Design of genetically engineered immunological tools (Serge Pauillac and Jean-Luc Guesdon)
The hybridoma technology described by Kholer and Milstein (1975) allows the unlimited production of specific monoclonal antibodies that are used clinically and in numerous basic or applied fields of research. The specificity and affinity of such tools can be modulated by genetic engineering by successive rounds of mutation and selection. Alternatively, these tools can be directly investigated by phage display technology by screening large libraries of antibody fragments (single chain Fv or scFv) displayed on the surface of filamentous phages.
These two strategies will be developed to produce hybrid proteins (scFv-PhoAv) comprising a potent bacterial alkaline phosphatase variant (PhoAv) linked to various scFv fragments directed to staphylococcal enterotoxins (in collaboration with the Microbial Toxins Unit, AFSSA, Maisons-Alfort) or to marine toxins (e.g. saxitoxin, responsible for paralytic shellfish poisoning).
Production of murine monoclonal antibodies (Farida Nato)
In collaboration with researchers at the Institut Pasteur, the laboratory use the technique developed by Köhler and Milstein (1975) to produce murine monoclonal antibodies. In addition to the value of monoclonal antibodies can for diagnosis, they are also widely used to analyse the structure-function relationship of various models studied in fundamental research. The biochemical characteristics (isotype, measurement of the afffinities, epitope) of the produced antibodies are determined in the laboratory by immunochemical methods.
|Publications of the unit on Pasteur's references database|
|Office staff||Researchers||Scientific trainees||Other personnel|
ESNARD Muriel – I.P. (email@example.com)
DEMANGEL Caroline, I.P., actuellement en stage post-doctoral.
GUESDON Jean-Luc, I.P. (firstname.lastname@example.org)
LEDUC Mireille, Université Paris XI Orsay. (email@example.com)
LAFAYE Pierre, I.P. (firstname.lastname@example.org)
MAZIE Jean-Claude, I.P. (email@example.com)
MOURATOU-PECORARI Barbara, I.P. (Boursière, Fondation Roux), (firstname.lastname@example.org)

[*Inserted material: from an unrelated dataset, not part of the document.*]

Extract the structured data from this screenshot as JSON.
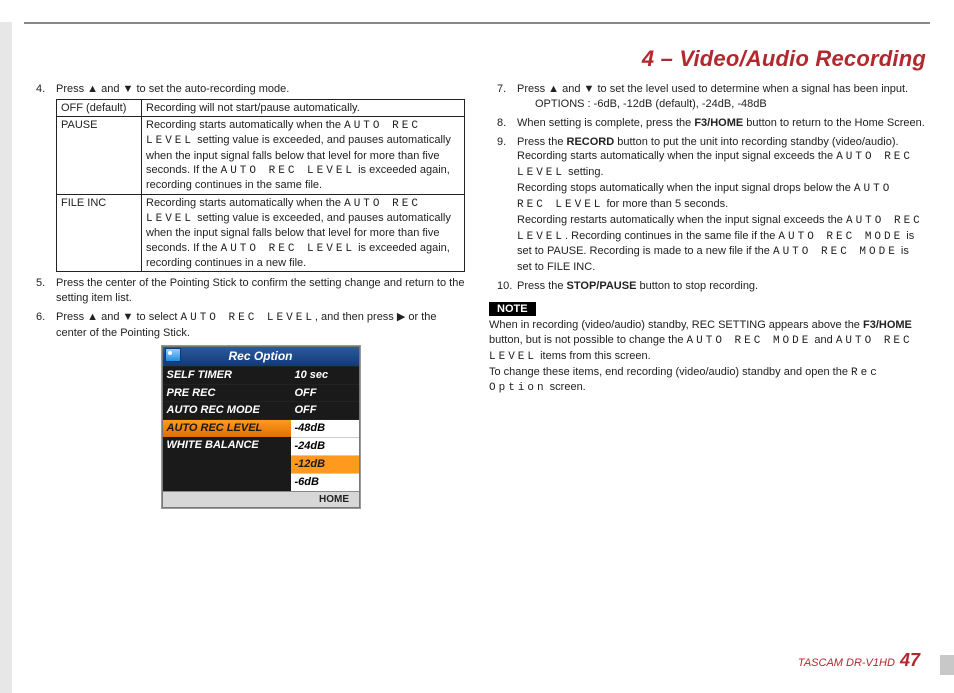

EHSANI Parastoo, Chercheur, Institut Pasteur de l'Iran.
FEKI Salma, Etudiante en thèse, Faculté des Sciences de Tunis.
LECALVEZ Florence, INSA de Lyon.
PAUILLAC Serge, Chargé de Recherche, Réseau International des Instituts Pasteur et Instituts Associés
NATO Farida, I.P., Ingénieur.
SEDDIKI-SI AHMED Nabila, I.P., Ingénieur.
DARTEVELLE Sylvie, I.P., Technicienne.
JEANNEQUIN Odile, I.P., Technicienne.
ROUYRE Sylvie, I.P., Technicienne